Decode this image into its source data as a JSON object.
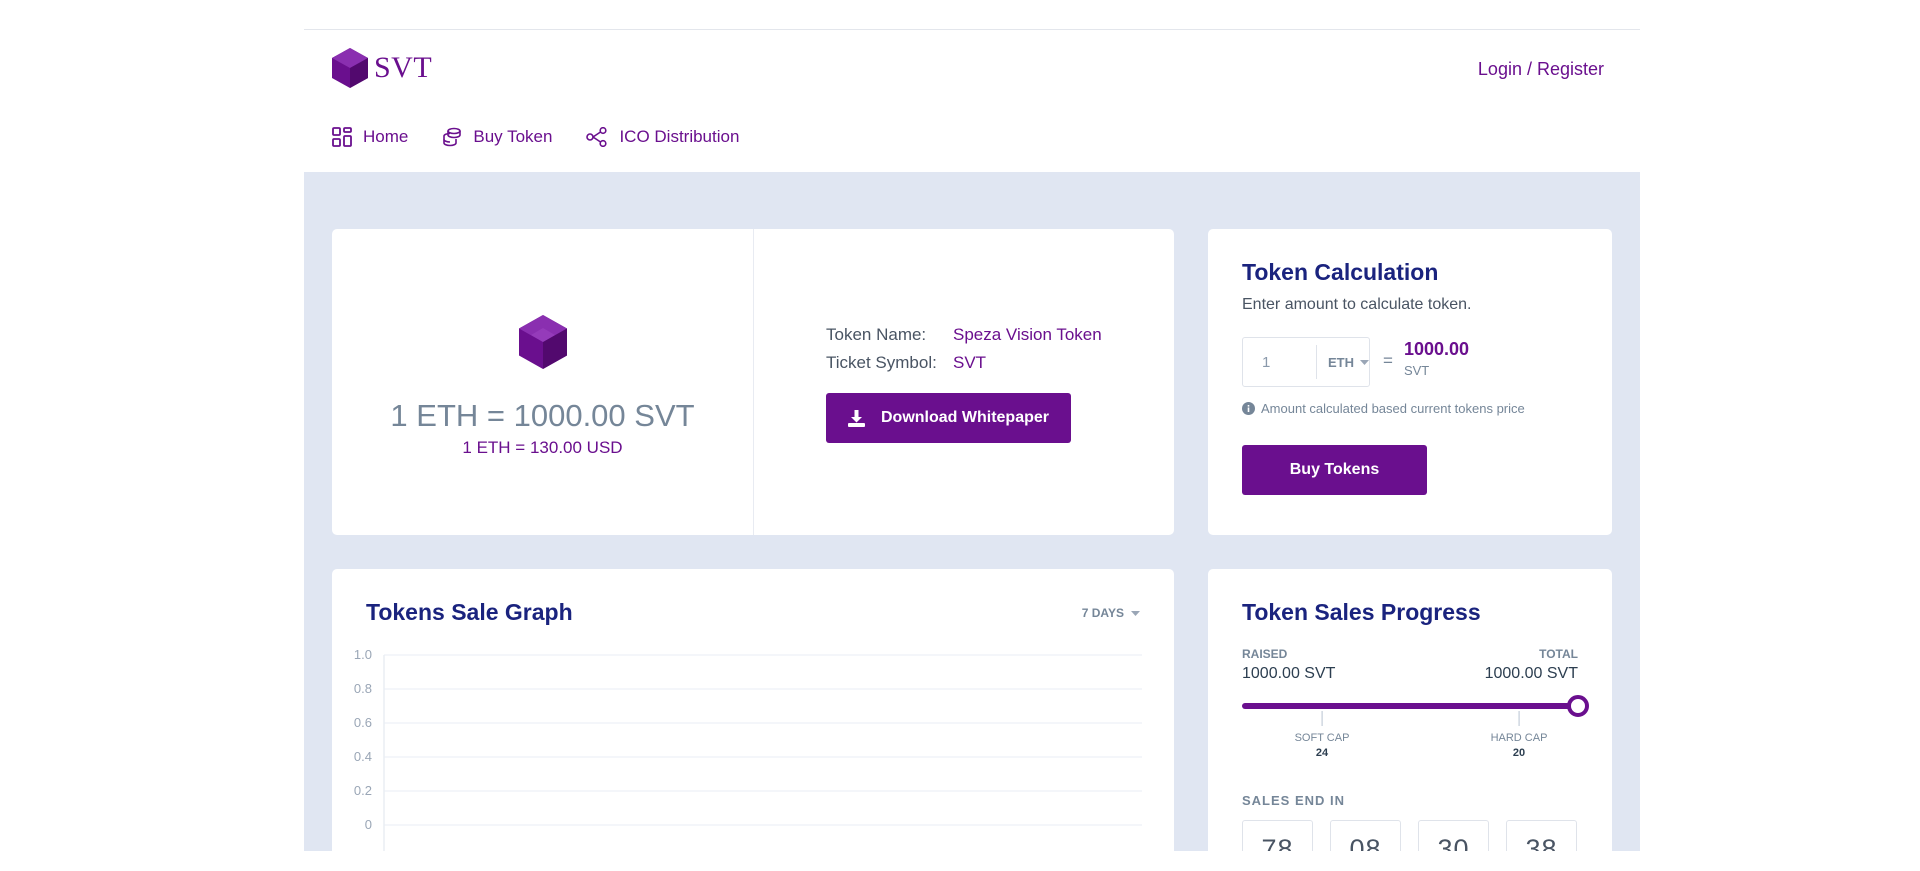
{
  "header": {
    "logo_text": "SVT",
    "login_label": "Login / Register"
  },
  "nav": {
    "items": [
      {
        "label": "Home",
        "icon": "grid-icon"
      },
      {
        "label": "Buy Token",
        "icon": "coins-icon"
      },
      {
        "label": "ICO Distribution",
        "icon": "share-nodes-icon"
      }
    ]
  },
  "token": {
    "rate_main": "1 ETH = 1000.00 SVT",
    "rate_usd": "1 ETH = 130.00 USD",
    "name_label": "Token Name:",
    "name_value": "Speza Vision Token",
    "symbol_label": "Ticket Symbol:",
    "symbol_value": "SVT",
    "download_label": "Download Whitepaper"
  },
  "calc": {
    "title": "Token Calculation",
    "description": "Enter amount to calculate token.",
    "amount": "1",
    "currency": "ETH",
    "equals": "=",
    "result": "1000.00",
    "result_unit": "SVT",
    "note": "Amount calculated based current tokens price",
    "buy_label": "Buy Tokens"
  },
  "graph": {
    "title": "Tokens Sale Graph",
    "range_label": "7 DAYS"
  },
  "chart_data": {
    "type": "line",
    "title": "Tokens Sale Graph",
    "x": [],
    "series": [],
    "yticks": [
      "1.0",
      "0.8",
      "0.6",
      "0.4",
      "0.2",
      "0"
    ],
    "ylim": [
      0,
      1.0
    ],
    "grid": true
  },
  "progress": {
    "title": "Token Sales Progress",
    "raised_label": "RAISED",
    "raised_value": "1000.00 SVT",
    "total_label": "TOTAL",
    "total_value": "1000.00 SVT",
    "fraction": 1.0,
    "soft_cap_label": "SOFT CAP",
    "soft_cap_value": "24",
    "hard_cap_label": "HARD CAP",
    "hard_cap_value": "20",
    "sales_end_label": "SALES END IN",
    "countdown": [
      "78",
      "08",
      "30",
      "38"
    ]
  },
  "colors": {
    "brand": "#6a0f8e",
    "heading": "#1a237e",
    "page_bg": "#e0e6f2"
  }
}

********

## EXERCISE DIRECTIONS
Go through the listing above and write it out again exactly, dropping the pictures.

## RESULT OF THIS TASK
Decode this image into its source data as a JSON object.
{
  "header": {
    "logo_text": "SVT",
    "login_label": "Login / Register"
  },
  "nav": {
    "items": [
      {
        "label": "Home",
        "icon": "grid-icon"
      },
      {
        "label": "Buy Token",
        "icon": "coins-icon"
      },
      {
        "label": "ICO Distribution",
        "icon": "share-nodes-icon"
      }
    ]
  },
  "token": {
    "rate_main": "1 ETH = 1000.00 SVT",
    "rate_usd": "1 ETH = 130.00 USD",
    "name_label": "Token Name:",
    "name_value": "Speza Vision Token",
    "symbol_label": "Ticket Symbol:",
    "symbol_value": "SVT",
    "download_label": "Download Whitepaper"
  },
  "calc": {
    "title": "Token Calculation",
    "description": "Enter amount to calculate token.",
    "amount": "1",
    "currency": "ETH",
    "equals": "=",
    "result": "1000.00",
    "result_unit": "SVT",
    "note": "Amount calculated based current tokens price",
    "buy_label": "Buy Tokens"
  },
  "graph": {
    "title": "Tokens Sale Graph",
    "range_label": "7 DAYS"
  },
  "chart_data": {
    "type": "line",
    "title": "Tokens Sale Graph",
    "x": [],
    "series": [],
    "yticks": [
      "1.0",
      "0.8",
      "0.6",
      "0.4",
      "0.2",
      "0"
    ],
    "ylim": [
      0,
      1.0
    ],
    "grid": true
  },
  "progress": {
    "title": "Token Sales Progress",
    "raised_label": "RAISED",
    "raised_value": "1000.00 SVT",
    "total_label": "TOTAL",
    "total_value": "1000.00 SVT",
    "fraction": 1.0,
    "soft_cap_label": "SOFT CAP",
    "soft_cap_value": "24",
    "hard_cap_label": "HARD CAP",
    "hard_cap_value": "20",
    "sales_end_label": "SALES END IN",
    "countdown": [
      "78",
      "08",
      "30",
      "38"
    ]
  },
  "colors": {
    "brand": "#6a0f8e",
    "heading": "#1a237e",
    "page_bg": "#e0e6f2"
  }
}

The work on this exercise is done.